When I wandered onto the beach, I met Ketut, who I rented a beach chair from for 30,000 rupiah (3.49 USD). He then promised me a surfing lesson, for slightly less than the promised price from the other guy the day before. After Ketut finished setting up the beach chairs, he grabbed an enormous surfboard (in my eyes), tossed me a surfshirt, and prepared to go off into the water.
Ketut, me, and the enormous surfboard
(Side Note: I cannot leave out this vital information and still give you a feel for my Bali trip. When I first came to the beach and met Ketut, I also met several other locals working the beach. And by locals I mean young attractive Indonesian men. And of course, being alone and American brought more attention than, say, being in Ocean City, Maryland usually might. And after being thrown a surf shirt by Ketut, I had to strip to bikini and put it on. I would just like to share how Baywatch-esque this moment was. Even more so after I came out of the water to find my cloth shorts, now saturated with salt water, were rubbing my legs raw on the surfboard. So another such moment when I came out and had to take them off. Uncomfortable yes, but amusing as well )
I have heard many people talk about surfing, saying it is like snowboarding, saying it isn’t. But after surfing for the first time, snowboarding is very similar. Obviously the water is moving underneath you, but the balance is similar. I had no problem at all getting up right away. Of course the enormous rental board I was on was incapable of a whole lot of movement to do anything but stand up and ride the wave directly to shore. But I had an awesome day full of surfing and unfortunately, a lack of re-applying sunblock. By evening, the tops of my thighs were completely rubbed raw from the top of the surfboard, and my whole body, minus where the surf shirt lay, was horrifically sunburnt. So sunburnt in fact, that a really nice French couple on the beach led me to their villa and gave me a certain kind of oil they said was miraculous for sunburn, and told me I was probably in shock.
(Look closely at the color of my arms)
But even so, I hung out on the beach watching the sunset, while across the entire beach, young Indonesian men had come out in swarms to play soccer on the beach. One of the guys I had met that morning brought me some sort of vodka drink (it was a closed bottle, let’s be responsible here) and I watched the sunset on a beach in Bali, watching the soccer game. It was the best time.

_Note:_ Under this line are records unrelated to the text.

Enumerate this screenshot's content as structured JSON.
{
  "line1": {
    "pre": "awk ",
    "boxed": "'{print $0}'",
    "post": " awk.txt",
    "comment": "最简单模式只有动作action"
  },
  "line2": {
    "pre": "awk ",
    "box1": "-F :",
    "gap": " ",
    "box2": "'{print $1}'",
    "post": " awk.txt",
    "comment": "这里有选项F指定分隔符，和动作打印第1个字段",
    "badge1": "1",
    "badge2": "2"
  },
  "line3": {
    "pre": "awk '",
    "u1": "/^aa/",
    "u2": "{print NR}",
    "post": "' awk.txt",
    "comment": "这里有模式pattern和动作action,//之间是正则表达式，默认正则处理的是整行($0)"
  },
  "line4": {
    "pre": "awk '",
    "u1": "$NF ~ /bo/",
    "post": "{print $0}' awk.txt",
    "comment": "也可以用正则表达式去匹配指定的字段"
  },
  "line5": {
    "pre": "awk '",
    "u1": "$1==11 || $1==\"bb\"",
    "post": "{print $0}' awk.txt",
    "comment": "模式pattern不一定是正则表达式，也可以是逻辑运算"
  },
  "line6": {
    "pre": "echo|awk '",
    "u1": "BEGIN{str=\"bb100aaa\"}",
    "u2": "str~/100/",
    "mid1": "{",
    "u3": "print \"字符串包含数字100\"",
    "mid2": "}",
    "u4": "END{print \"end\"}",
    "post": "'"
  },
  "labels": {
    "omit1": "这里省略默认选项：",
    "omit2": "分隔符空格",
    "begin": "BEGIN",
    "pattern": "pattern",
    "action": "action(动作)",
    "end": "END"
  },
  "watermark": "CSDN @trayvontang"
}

When it started to get dark, I wandered over to the group that had formed, with Ketut and some others, and a really great Australian family I started chatting with. The father was telling me how they had nearly incited a riot earlier when they went to a temple and everyone had wanted to get a picture taken with them. We sat on the beach drinking, and when it got a little later on and everyone started to disperse, I hopped on the back of Ketut’s motorbike, we got some more Bintang and some cookies, and hung out on the beach drinking. The conversation was a bit limited as my Bahasa was limited to Termina casi, apa kabar, and baik, and his English wasn’t completely fluent. But we got on pretty well, and it was fun.
The next day, I went to the beach to say goodbye to everyone I had met, and met a few others I would have liked more time to get to know. Wedha drove me to the airport on his motorbike, which I failed to mention he had taught me to drive the day before, with my two Bali kites in one hand, a cardboard pack of paintings in the other, and a giant backpack strapped to my back.
It was sad to leave, after so short a visit, but I am planning a return trip in August, hopefully to backpack around India, Thailand, Singapore, then back to Bali. All I can hope for is to spend another night watching the sunset and the soccer game, drink in hand, on the beach. That would make it all worth going back.